The Identity Theft Resource Center has an ongoing mission to help the public with identity theft. Whether it’s serving as a lifeline to victims or keeping up with important data for law enforcement and policymakers, the ITRC is one of the organizations at the forefront of the identity theft fight.

One of its most effective tools is its 24-hour, toll-free call center, which lets victims reach out to a representative for help at any hour of the day. The ITRC logs these calls in a statistical report each month in order to establish a clear picture of the types of identity theft that are causing the most concern.

For the month of April 2016, there was some good news: the calls that were made to the help center were very standard in their breakdown of identity theft crime. While financial identity theft—the use of credit cards, bank accounts, and other similar financial accounts in your name—is always the most common identity theft complaint, it came very close to dropping to second place in other months this year. Why? Because tax return fraud (government identity theft) had risen so sharply that it almost ousted the top spot. With the April tax filing deadline behind us, government identity theft has dropped back down to its usual percentage.

Be warned, however: just because April’s incidences of tax return fraud are less than they have been in 2016 doesn’t mean the public is out of the woods yet. There is still plenty of time for scammers to convince their would-be victims that their tax return was not received, was not properly filed, or in some way did not meet regulation. That leaves the door open for scammers to demand immediate payment, request the victim’s Social Security number for “verification” purposes, and more.

April was a month of “second place” for all other forms of identity theft, as medical identity theft, child identity theft, internet takeover, and criminal identity theft all had their second highest percentage of calls for the year last month.

Medical identity theft remained almost as high as March’s percentage of calls, which was significantly higher than January or February. One possible reason? Health insurance coverage starts over in January, meaning insured individuals have not yet met their deductibles for the year. If the victim suddenly finds himself with a full out-of-pocket bill, there’s a better chance he’ll notice it and take action. After consumers have had a few office visits—especially during the winter cold season—thieves know they may be more likely to overlook a few charges here and there, and therefore have less cause to report the fraud.

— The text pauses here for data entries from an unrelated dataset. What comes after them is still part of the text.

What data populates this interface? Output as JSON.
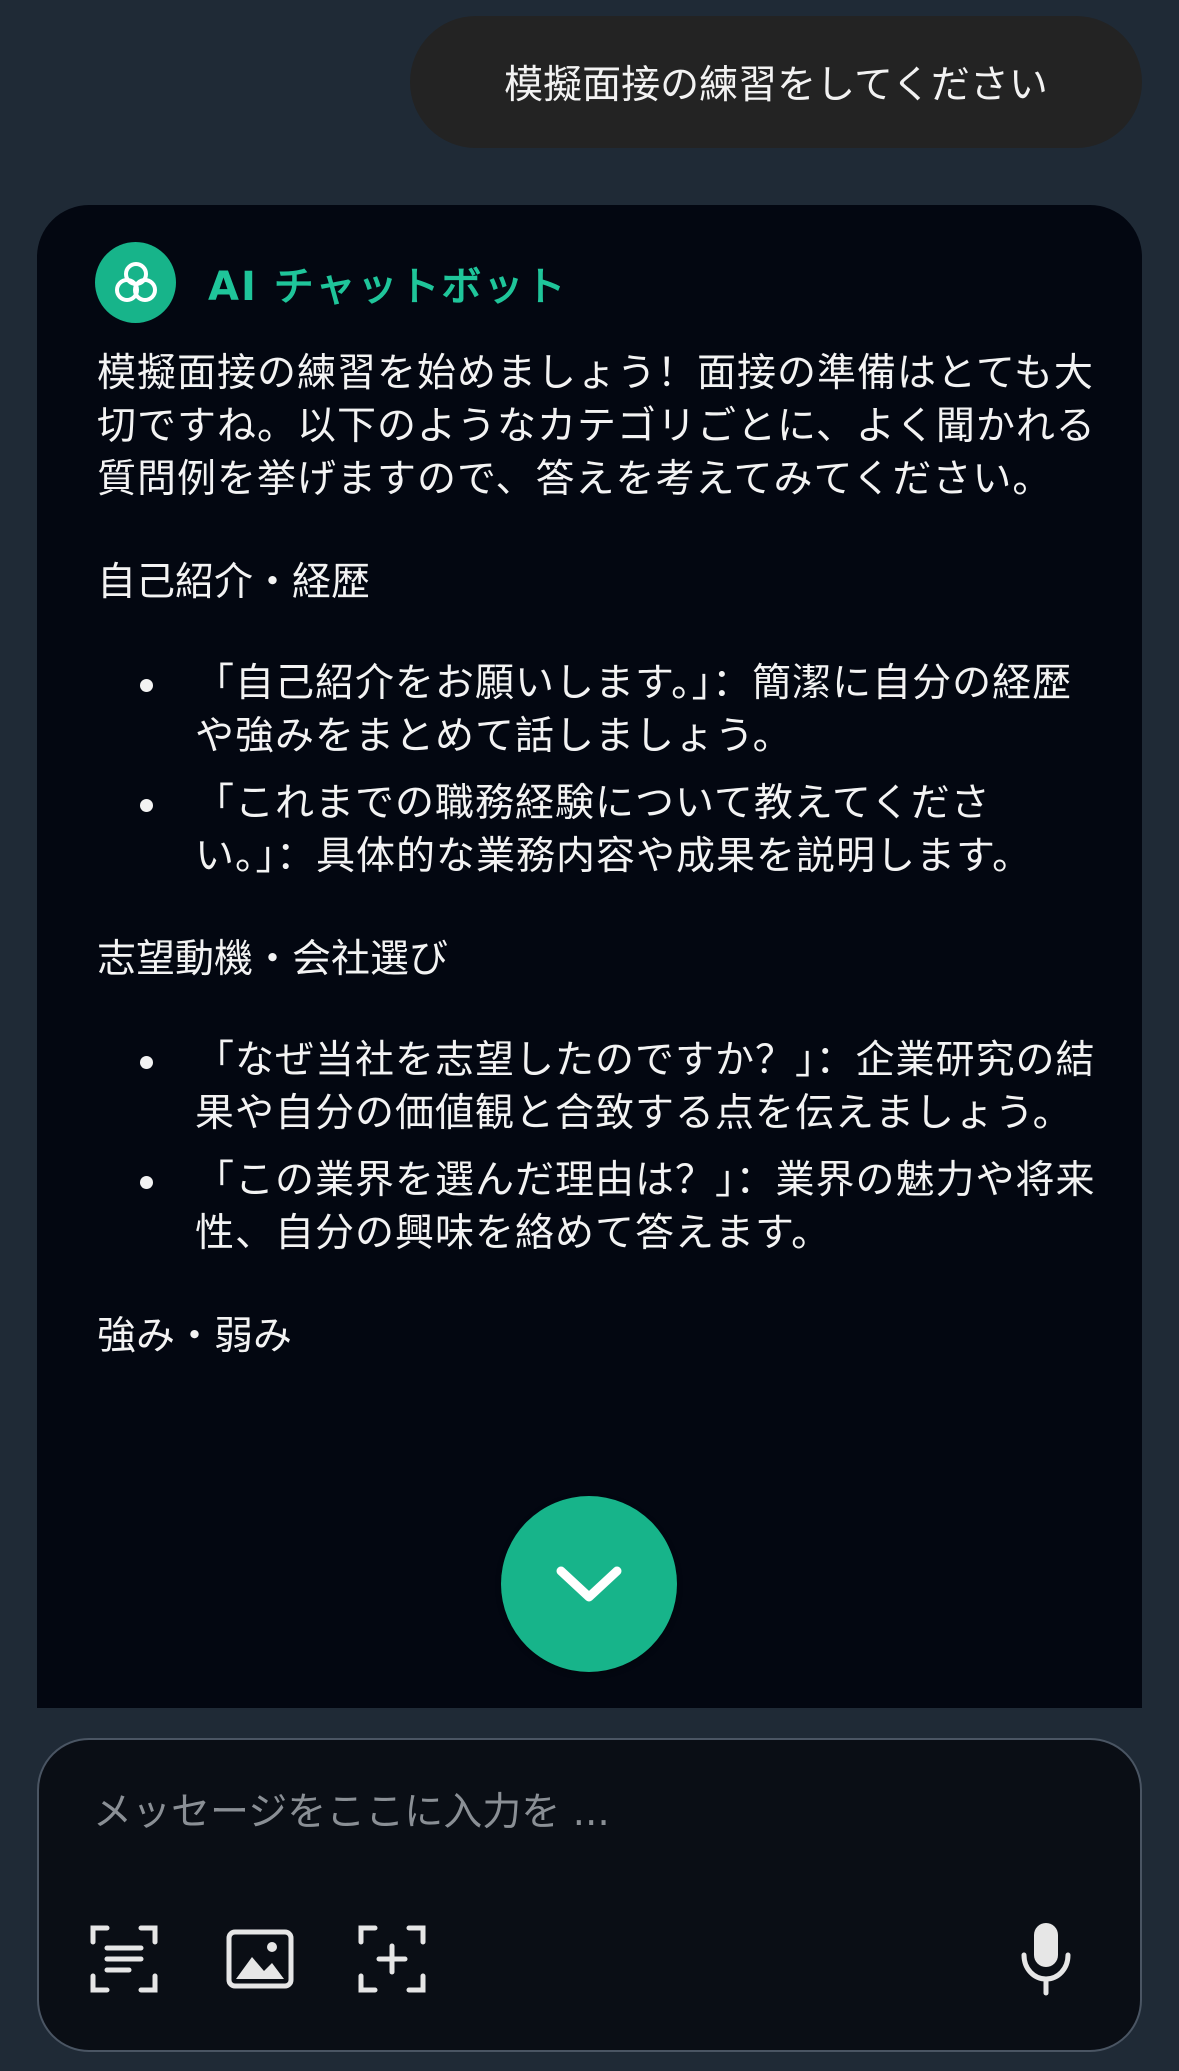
{
  "user_message": "模擬面接の練習をしてください",
  "assistant": {
    "name": "AI チャットボット",
    "intro": "模擬面接の練習を始めましょう！面接の準備はとても大切ですね。以下のようなカテゴリごとに、よく聞かれる質問例を挙げますので、答えを考えてみてください。",
    "sections": [
      {
        "title": "自己紹介・経歴",
        "items": [
          "「自己紹介をお願いします。」：簡潔に自分の経歴や強みをまとめて話しましょう。",
          "「これまでの職務経験について教えてください。」：具体的な業務内容や成果を説明します。"
        ]
      },
      {
        "title": "志望動機・会社選び",
        "items": [
          "「なぜ当社を志望したのですか？」：企業研究の結果や自分の価値観と合致する点を伝えましょう。",
          "「この業界を選んだ理由は？」：業界の魅力や将来性、自分の興味を絡めて答えます。"
        ]
      },
      {
        "title": "強み・弱み",
        "items": []
      }
    ]
  },
  "composer": {
    "placeholder": "メッセージをここに入力を ..."
  },
  "icons": {
    "logo": "swirl-logo-icon",
    "scroll_down": "chevron-down-icon",
    "text_scan": "text-scan-icon",
    "image": "image-icon",
    "add": "add-frame-icon",
    "mic": "microphone-icon"
  },
  "colors": {
    "accent": "#17b48a",
    "background": "#1f2a36",
    "card": "#030711"
  }
}
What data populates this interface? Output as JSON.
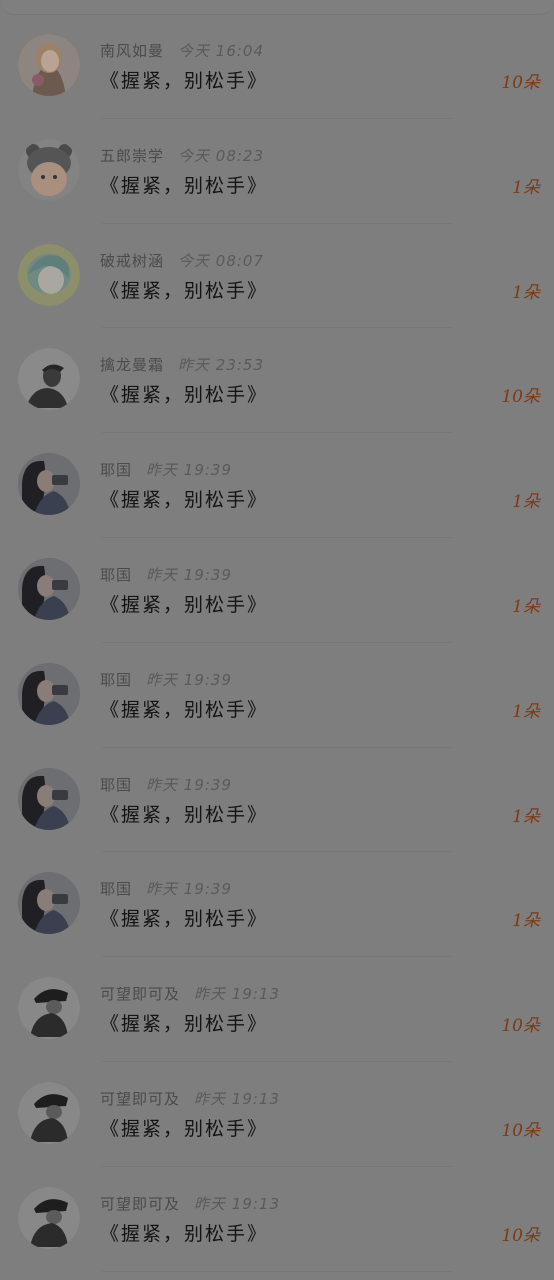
{
  "items": [
    {
      "name": "南风如曼",
      "time": "今天 16:04",
      "title": "《握紧，别松手》",
      "count": "10朵",
      "avatar_icon": "girl-illustration-avatar"
    },
    {
      "name": "五郎崇学",
      "time": "今天 08:23",
      "title": "《握紧，别松手》",
      "count": "1朵",
      "avatar_icon": "baby-bear-hat-avatar"
    },
    {
      "name": "破戒树涵",
      "time": "今天 08:07",
      "title": "《握紧，别松手》",
      "count": "1朵",
      "avatar_icon": "anime-boy-avatar"
    },
    {
      "name": "擒龙曼霜",
      "time": "昨天 23:53",
      "title": "《握紧，别松手》",
      "count": "10朵",
      "avatar_icon": "person-cap-avatar"
    },
    {
      "name": "耶国",
      "time": "昨天 19:39",
      "title": "《握紧，别松手》",
      "count": "1朵",
      "avatar_icon": "girl-camera-avatar"
    },
    {
      "name": "耶国",
      "time": "昨天 19:39",
      "title": "《握紧，别松手》",
      "count": "1朵",
      "avatar_icon": "girl-camera-avatar"
    },
    {
      "name": "耶国",
      "time": "昨天 19:39",
      "title": "《握紧，别松手》",
      "count": "1朵",
      "avatar_icon": "girl-camera-avatar"
    },
    {
      "name": "耶国",
      "time": "昨天 19:39",
      "title": "《握紧，别松手》",
      "count": "1朵",
      "avatar_icon": "girl-camera-avatar"
    },
    {
      "name": "耶国",
      "time": "昨天 19:39",
      "title": "《握紧，别松手》",
      "count": "1朵",
      "avatar_icon": "girl-camera-avatar"
    },
    {
      "name": "可望即可及",
      "time": "昨天 19:13",
      "title": "《握紧，别松手》",
      "count": "10朵",
      "avatar_icon": "cyclist-helmet-avatar"
    },
    {
      "name": "可望即可及",
      "time": "昨天 19:13",
      "title": "《握紧，别松手》",
      "count": "10朵",
      "avatar_icon": "cyclist-helmet-avatar"
    },
    {
      "name": "可望即可及",
      "time": "昨天 19:13",
      "title": "《握紧，别松手》",
      "count": "10朵",
      "avatar_icon": "cyclist-helmet-avatar"
    }
  ],
  "colors": {
    "background": "#7e7e7e",
    "count_text": "#7d3a13",
    "title_text": "#141414",
    "meta_text": "#4b4b4b"
  }
}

Child identity theft had an increase over March and was at its second highest percentage for the year, but was still almost half of what it was in February. Internet takeover and criminal identity theft didn’t experience any significant changes, with only a minor increase to put both of those categories at their second highest percentages for the year.

Anyone can be a victim of identity theft, anyone can use our services, and anyone can help us help others. If you found this information useful, please consider donating to the Identity Theft Resource Center to help us keep our services free to the public.